I finished Sense and Sensibility and am very content with the ending. As I mentioned in my previous post,  I wasn’t sure how Austen was going to pull off a happy ending with less than 100 pages to go but, per usual, she managed! I started the book favoring Marianne, but Elinor deserves so much respect. I think I relate more with Marianne which is why I liked her more at first, but Elinor is so calm and reasonable when Marianne is freaking out and you can only admire her good sense. The sisters are a wonderful duo and even when they’re down and hurting, they treat each other well. I think Marianne had the most growing to do and she certainly accomplished it in the end. And Elinor so deserved a happy ending, which she got πŸ™‚
I’m not a fan of some secondary characters, mainly Fanny and John Dashwood who are incredibly rude to the Mrs. Dashwood and the Dashwood sisters. John is their brother yet he is so easily influenced by his wife, Fanny, to ignore their father’s dying wish to leave the Dashwood women some money to live on. John improved a little as the story progressed but he’s still a bit of a prat by the end. Other secondary characters I really liked and felt them to be more genuine than other Austen characters.

Overall, I really enjoyed Sense and Sensibility. It’s more satirical than Mansfield Park, which I currently feel to be the most sedate of Austen’s works, but also takes a more thoughtful stance on certain aspects of love and human nature.

“The more I know of the world, the more I am convinced that I shall never see a man whom I can really love. I require so much!” 
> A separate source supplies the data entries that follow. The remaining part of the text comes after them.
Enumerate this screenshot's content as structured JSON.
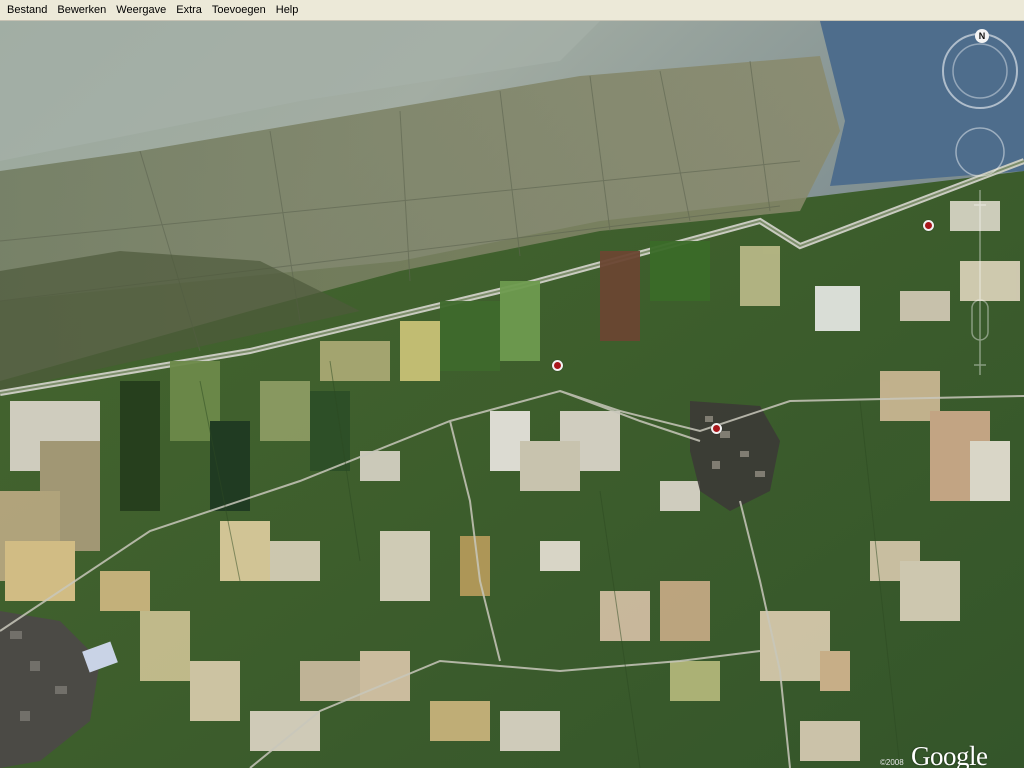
{
  "menu": {
    "items": [
      "Bestand",
      "Bewerken",
      "Weergave",
      "Extra",
      "Toevoegen",
      "Help"
    ]
  },
  "navigation": {
    "north_label": "N",
    "compass_icon": "compass-ring-icon",
    "look_icon": "look-joystick-icon",
    "zoom_icon": "zoom-slider-icon"
  },
  "attribution": {
    "copyright": "©2008",
    "brand": "Google"
  },
  "colors": {
    "menubar_bg": "#ece9d8",
    "placemark": "#a8171c",
    "mudflat": "#8f9e92",
    "sea": "#4f6f8f",
    "field_green": "#3f6a2c"
  }
}
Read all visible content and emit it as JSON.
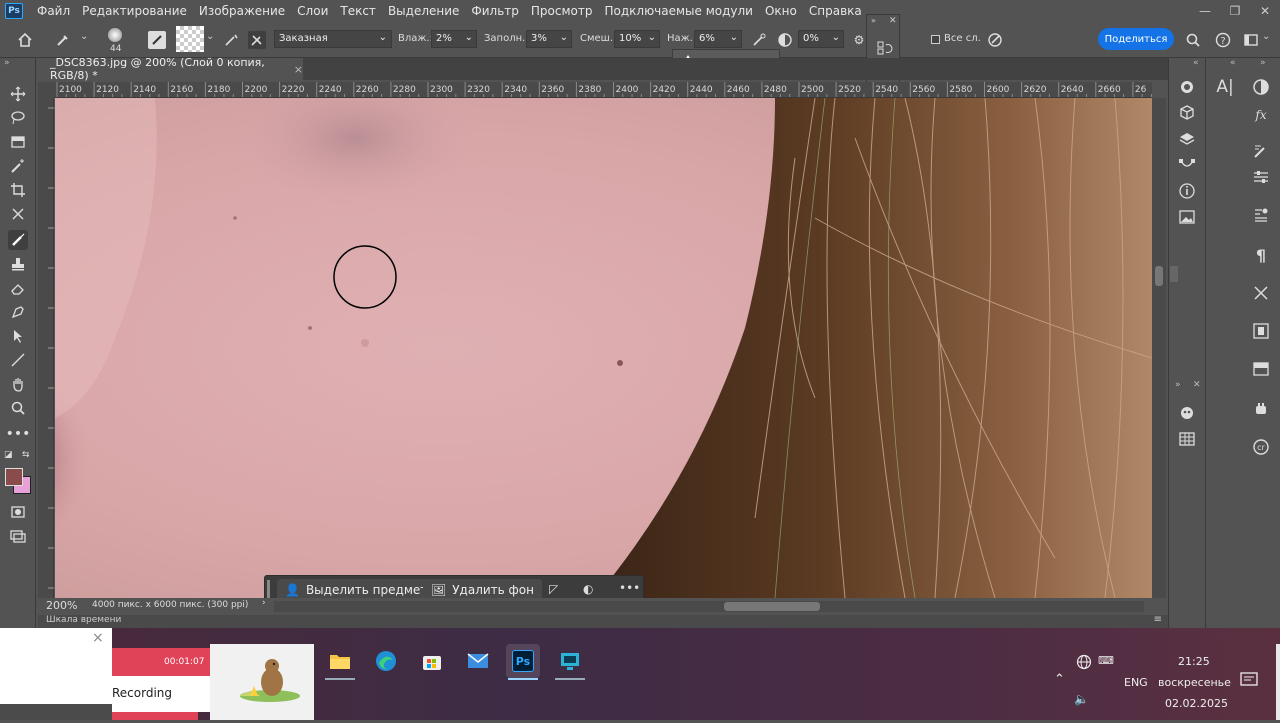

-Jane Austen, Sense and Sensibility 

I have less than 100 pages left in Sense and Sensibility and, even though I know it has a happy ending, I’m kind of worried about how Austen is going to pull it off…It seems like Marianne and Elinor have so far to go to find happiness but they both deserve it so much! I love the above quote from Marianne because it’s such a progressive thought during that period, even if she meant it in a sillier way. Women’s desires and requirements weren’t taken much into account back then, so much love to Austen for creating girls like Marianne and Elinor who aren’t afraid to stand up and think for themselves πŸ’• Even in today’s more “progressive” world, women still sometimes need the reminder that it’s OK to put yourself first! 
*Illustration by C.E. Brock